THE TASK - Print all of the data exactly, but drop the pictures.

PROVIDED DATA -
- Opening Delimiter -
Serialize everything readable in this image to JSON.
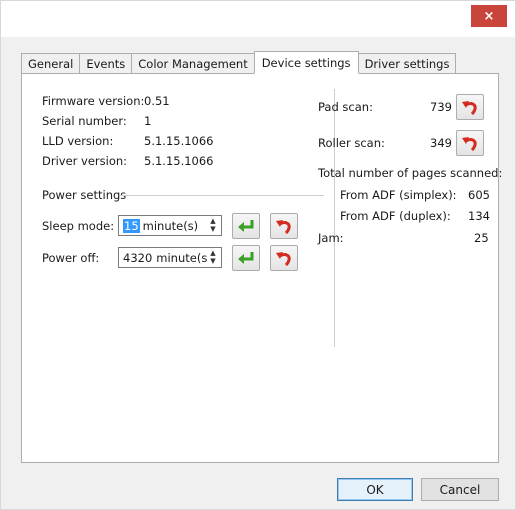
{
  "window": {
    "close_glyph": "×"
  },
  "tabs": [
    {
      "label": "General"
    },
    {
      "label": "Events"
    },
    {
      "label": "Color Management"
    },
    {
      "label": "Device settings",
      "active": true
    },
    {
      "label": "Driver settings"
    }
  ],
  "info": {
    "firmware_label": "Firmware version:",
    "firmware_value": "0.51",
    "serial_label": "Serial number:",
    "serial_value": "1",
    "lld_label": "LLD version:",
    "lld_value": "5.1.15.1066",
    "driver_label": "Driver version:",
    "driver_value": "5.1.15.1066"
  },
  "power": {
    "group_label": "Power settings",
    "sleep_label": "Sleep mode:",
    "sleep_value": "15",
    "sleep_unit": "minute(s)",
    "poweroff_label": "Power off:",
    "poweroff_value": "4320",
    "poweroff_unit": "minute(s"
  },
  "counters": {
    "pad_label": "Pad scan:",
    "pad_value": "739",
    "roller_label": "Roller scan:",
    "roller_value": "349",
    "total_label": "Total number of pages scanned:",
    "adf_simplex_label": "From ADF (simplex):",
    "adf_simplex_value": "605",
    "adf_duplex_label": "From ADF (duplex):",
    "adf_duplex_value": "134",
    "jam_label": "Jam:",
    "jam_value": "25"
  },
  "footer": {
    "ok_label": "OK",
    "cancel_label": "Cancel"
  },
  "colors": {
    "apply_icon": "#3aa02a",
    "reset_icon": "#d42a1f",
    "close_bg": "#c9443b"
  },
  "icons": {
    "apply": "green-enter-arrow-icon",
    "reset": "red-undo-arrow-icon"
  }
}
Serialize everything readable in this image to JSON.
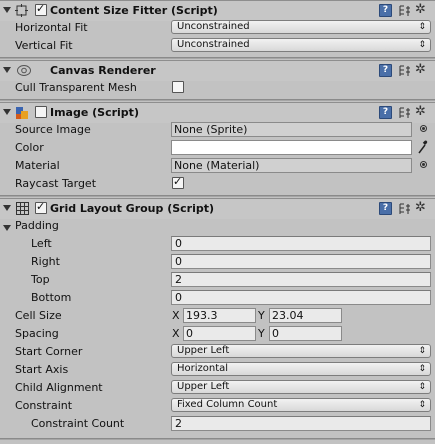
{
  "components": {
    "content_size_fitter": {
      "title": "Content Size Fitter (Script)",
      "horizontal_fit_label": "Horizontal Fit",
      "horizontal_fit_value": "Unconstrained",
      "vertical_fit_label": "Vertical Fit",
      "vertical_fit_value": "Unconstrained"
    },
    "canvas_renderer": {
      "title": "Canvas Renderer",
      "cull_label": "Cull Transparent Mesh"
    },
    "image": {
      "title": "Image (Script)",
      "source_image_label": "Source Image",
      "source_image_value": "None (Sprite)",
      "color_label": "Color",
      "material_label": "Material",
      "material_value": "None (Material)",
      "raycast_label": "Raycast Target"
    },
    "grid_layout": {
      "title": "Grid Layout Group (Script)",
      "padding_label": "Padding",
      "left_label": "Left",
      "left_value": "0",
      "right_label": "Right",
      "right_value": "0",
      "top_label": "Top",
      "top_value": "2",
      "bottom_label": "Bottom",
      "bottom_value": "0",
      "cell_size_label": "Cell Size",
      "cell_x_label": "X",
      "cell_x_value": "193.3",
      "cell_y_label": "Y",
      "cell_y_value": "23.04",
      "spacing_label": "Spacing",
      "spacing_x_label": "X",
      "spacing_x_value": "0",
      "spacing_y_label": "Y",
      "spacing_y_value": "0",
      "start_corner_label": "Start Corner",
      "start_corner_value": "Upper Left",
      "start_axis_label": "Start Axis",
      "start_axis_value": "Horizontal",
      "child_alignment_label": "Child Alignment",
      "child_alignment_value": "Upper Left",
      "constraint_label": "Constraint",
      "constraint_value": "Fixed Column Count",
      "constraint_count_label": "Constraint Count",
      "constraint_count_value": "2"
    }
  },
  "icons": {
    "help": "?",
    "dropdown_arrow": "⇕",
    "gear": "✲",
    "eyedropper": "eyedropper-icon"
  },
  "colors": {
    "panel_bg": "#c2c2c2",
    "header_bg": "#c6c6c6",
    "help_blue": "#4a6fa8"
  }
}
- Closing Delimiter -
ANSWER TO THE PROBLEM -
Serialize everything readable in this image to JSON.
{
  "window": {
    "close_glyph": "×"
  },
  "tabs": [
    {
      "label": "General"
    },
    {
      "label": "Events"
    },
    {
      "label": "Color Management"
    },
    {
      "label": "Device settings",
      "active": true
    },
    {
      "label": "Driver settings"
    }
  ],
  "info": {
    "firmware_label": "Firmware version:",
    "firmware_value": "0.51",
    "serial_label": "Serial number:",
    "serial_value": "1",
    "lld_label": "LLD version:",
    "lld_value": "5.1.15.1066",
    "driver_label": "Driver version:",
    "driver_value": "5.1.15.1066"
  },
  "power": {
    "group_label": "Power settings",
    "sleep_label": "Sleep mode:",
    "sleep_value": "15",
    "sleep_unit": "minute(s)",
    "poweroff_label": "Power off:",
    "poweroff_value": "4320",
    "poweroff_unit": "minute(s"
  },
  "counters": {
    "pad_label": "Pad scan:",
    "pad_value": "739",
    "roller_label": "Roller scan:",
    "roller_value": "349",
    "total_label": "Total number of pages scanned:",
    "adf_simplex_label": "From ADF (simplex):",
    "adf_simplex_value": "605",
    "adf_duplex_label": "From ADF (duplex):",
    "adf_duplex_value": "134",
    "jam_label": "Jam:",
    "jam_value": "25"
  },
  "footer": {
    "ok_label": "OK",
    "cancel_label": "Cancel"
  },
  "colors": {
    "apply_icon": "#3aa02a",
    "reset_icon": "#d42a1f",
    "close_bg": "#c9443b"
  },
  "icons": {
    "apply": "green-enter-arrow-icon",
    "reset": "red-undo-arrow-icon"
  }
}
Serialize everything readable in this image to JSON.
{
  "components": {
    "content_size_fitter": {
      "title": "Content Size Fitter (Script)",
      "horizontal_fit_label": "Horizontal Fit",
      "horizontal_fit_value": "Unconstrained",
      "vertical_fit_label": "Vertical Fit",
      "vertical_fit_value": "Unconstrained"
    },
    "canvas_renderer": {
      "title": "Canvas Renderer",
      "cull_label": "Cull Transparent Mesh"
    },
    "image": {
      "title": "Image (Script)",
      "source_image_label": "Source Image",
      "source_image_value": "None (Sprite)",
      "color_label": "Color",
      "material_label": "Material",
      "material_value": "None (Material)",
      "raycast_label": "Raycast Target"
    },
    "grid_layout": {
      "title": "Grid Layout Group (Script)",
      "padding_label": "Padding",
      "left_label": "Left",
      "left_value": "0",
      "right_label": "Right",
      "right_value": "0",
      "top_label": "Top",
      "top_value": "2",
      "bottom_label": "Bottom",
      "bottom_value": "0",
      "cell_size_label": "Cell Size",
      "cell_x_label": "X",
      "cell_x_value": "193.3",
      "cell_y_label": "Y",
      "cell_y_value": "23.04",
      "spacing_label": "Spacing",
      "spacing_x_label": "X",
      "spacing_x_value": "0",
      "spacing_y_label": "Y",
      "spacing_y_value": "0",
      "start_corner_label": "Start Corner",
      "start_corner_value": "Upper Left",
      "start_axis_label": "Start Axis",
      "start_axis_value": "Horizontal",
      "child_alignment_label": "Child Alignment",
      "child_alignment_value": "Upper Left",
      "constraint_label": "Constraint",
      "constraint_value": "Fixed Column Count",
      "constraint_count_label": "Constraint Count",
      "constraint_count_value": "2"
    }
  },
  "icons": {
    "help": "?",
    "dropdown_arrow": "⇕",
    "gear": "✲",
    "eyedropper": "eyedropper-icon"
  },
  "colors": {
    "panel_bg": "#c2c2c2",
    "header_bg": "#c6c6c6",
    "help_blue": "#4a6fa8"
  }
}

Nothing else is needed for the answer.